(App and web page records)
--- START ---
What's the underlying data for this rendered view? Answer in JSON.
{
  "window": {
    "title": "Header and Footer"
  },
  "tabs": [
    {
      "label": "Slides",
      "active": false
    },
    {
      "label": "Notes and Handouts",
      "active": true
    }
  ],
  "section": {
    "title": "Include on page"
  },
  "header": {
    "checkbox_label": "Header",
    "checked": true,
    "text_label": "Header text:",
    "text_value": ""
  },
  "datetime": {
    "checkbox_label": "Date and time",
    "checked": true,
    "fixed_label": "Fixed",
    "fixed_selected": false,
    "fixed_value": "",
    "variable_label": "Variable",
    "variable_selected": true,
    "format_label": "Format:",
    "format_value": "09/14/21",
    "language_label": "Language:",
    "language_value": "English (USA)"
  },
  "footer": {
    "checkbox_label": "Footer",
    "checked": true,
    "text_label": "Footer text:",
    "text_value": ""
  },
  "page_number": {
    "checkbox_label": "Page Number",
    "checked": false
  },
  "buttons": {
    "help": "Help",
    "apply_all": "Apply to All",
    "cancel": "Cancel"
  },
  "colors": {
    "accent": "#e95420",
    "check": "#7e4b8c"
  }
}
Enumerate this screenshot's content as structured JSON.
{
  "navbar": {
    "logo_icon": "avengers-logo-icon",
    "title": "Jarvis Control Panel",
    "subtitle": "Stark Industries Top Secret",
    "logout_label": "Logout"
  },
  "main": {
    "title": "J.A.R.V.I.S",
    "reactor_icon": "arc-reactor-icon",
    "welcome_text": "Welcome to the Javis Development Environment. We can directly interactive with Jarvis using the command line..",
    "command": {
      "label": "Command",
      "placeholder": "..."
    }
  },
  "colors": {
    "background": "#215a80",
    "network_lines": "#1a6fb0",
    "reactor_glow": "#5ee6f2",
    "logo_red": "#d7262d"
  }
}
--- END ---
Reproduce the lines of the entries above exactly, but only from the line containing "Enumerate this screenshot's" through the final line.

● Problem solution:
Enumerate this screenshot's content as structured JSON.
{
  "navbar": {
    "logo_icon": "avengers-logo-icon",
    "title": "Jarvis Control Panel",
    "subtitle": "Stark Industries Top Secret",
    "logout_label": "Logout"
  },
  "main": {
    "title": "J.A.R.V.I.S",
    "reactor_icon": "arc-reactor-icon",
    "welcome_text": "Welcome to the Javis Development Environment. We can directly interactive with Jarvis using the command line..",
    "command": {
      "label": "Command",
      "placeholder": "..."
    }
  },
  "colors": {
    "background": "#215a80",
    "network_lines": "#1a6fb0",
    "reactor_glow": "#5ee6f2",
    "logo_red": "#d7262d"
  }
}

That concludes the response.